The survey from the Media Research Center found 49 percent of respondents said it was inappropriate for social media sites to suppress an October 2020 New York Post report that showed Hunter promised Ukrainian business partners access to his father. Twitter suspended the Post‘s account following publication and blocked users from sharing the link. Fifty-two percent of respondents said the blackout constituted election interference.
Big tech has come under fire over the past year for censoring posts on hot-button issues. Facebook has regularly removed or suppressed content that suggests COVID-19 escaped from a Chinese lab. The platform also removed posts from a Gold Star mother critical of Biden's handling of the death of her son. Twitter this month suspended the account of Rep. Jim Banks (R., Ind.) after he referred to a transgender Biden official as a man.
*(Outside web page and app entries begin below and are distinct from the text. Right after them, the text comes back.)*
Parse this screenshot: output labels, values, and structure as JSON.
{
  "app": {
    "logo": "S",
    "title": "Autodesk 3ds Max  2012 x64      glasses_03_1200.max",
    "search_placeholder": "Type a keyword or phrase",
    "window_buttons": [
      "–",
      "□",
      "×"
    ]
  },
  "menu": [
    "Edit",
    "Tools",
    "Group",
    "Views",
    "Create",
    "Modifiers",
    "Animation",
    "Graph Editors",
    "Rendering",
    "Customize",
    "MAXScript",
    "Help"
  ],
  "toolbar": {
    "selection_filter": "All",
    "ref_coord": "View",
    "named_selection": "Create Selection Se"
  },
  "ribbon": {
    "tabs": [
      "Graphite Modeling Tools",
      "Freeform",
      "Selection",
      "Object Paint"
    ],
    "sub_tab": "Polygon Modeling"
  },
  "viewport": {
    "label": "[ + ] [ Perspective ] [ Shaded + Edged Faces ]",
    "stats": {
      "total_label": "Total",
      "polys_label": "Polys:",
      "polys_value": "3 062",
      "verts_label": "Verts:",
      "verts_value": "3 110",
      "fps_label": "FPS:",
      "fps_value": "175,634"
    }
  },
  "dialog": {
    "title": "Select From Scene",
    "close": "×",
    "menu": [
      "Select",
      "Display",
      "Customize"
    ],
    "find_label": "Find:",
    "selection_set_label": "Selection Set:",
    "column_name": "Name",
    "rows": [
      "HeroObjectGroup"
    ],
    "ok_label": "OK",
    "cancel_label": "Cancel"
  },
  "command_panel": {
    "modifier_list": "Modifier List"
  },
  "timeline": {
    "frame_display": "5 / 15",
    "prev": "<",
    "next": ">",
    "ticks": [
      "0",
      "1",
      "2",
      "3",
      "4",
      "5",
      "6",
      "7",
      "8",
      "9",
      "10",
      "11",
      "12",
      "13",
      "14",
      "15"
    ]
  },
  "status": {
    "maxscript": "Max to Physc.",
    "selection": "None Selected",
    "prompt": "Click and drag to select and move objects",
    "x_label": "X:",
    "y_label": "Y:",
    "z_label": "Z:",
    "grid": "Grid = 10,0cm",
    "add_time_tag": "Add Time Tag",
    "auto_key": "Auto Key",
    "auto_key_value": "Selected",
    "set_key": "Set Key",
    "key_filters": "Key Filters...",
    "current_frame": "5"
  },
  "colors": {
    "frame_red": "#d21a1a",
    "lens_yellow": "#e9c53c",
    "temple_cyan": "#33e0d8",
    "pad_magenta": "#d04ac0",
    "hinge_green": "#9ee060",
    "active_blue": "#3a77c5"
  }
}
The Media Research Center survey found that the ban on the Hunter Biden story also shaped voters' perceptions of Joe Biden. Almost 30 percent of respondents said they would have been less likely to vote for Biden if they had been aware of evidence Biden lied about "knowledge of his son Hunter's overseas business dealings."
When the story first broke, media outlets labeled it Russian disinformation, even though there was no evidence that Russian agents were behind the story or that the emails had been falsified. The survey found that line has stuck with many voters, with 30 percent still saying the story was Russian disinformation.
Dan Gainor, a vice president at the Media Research Center, said the survey showed "people are finally catching on to how much we're getting manipulated by big tech." He framed the survey results as a reflection of widespread concerns about self-rule, asking the Washington Free Beacon, "How can democratically elected countries survive if big tech decides it wants to pick who wins the election?"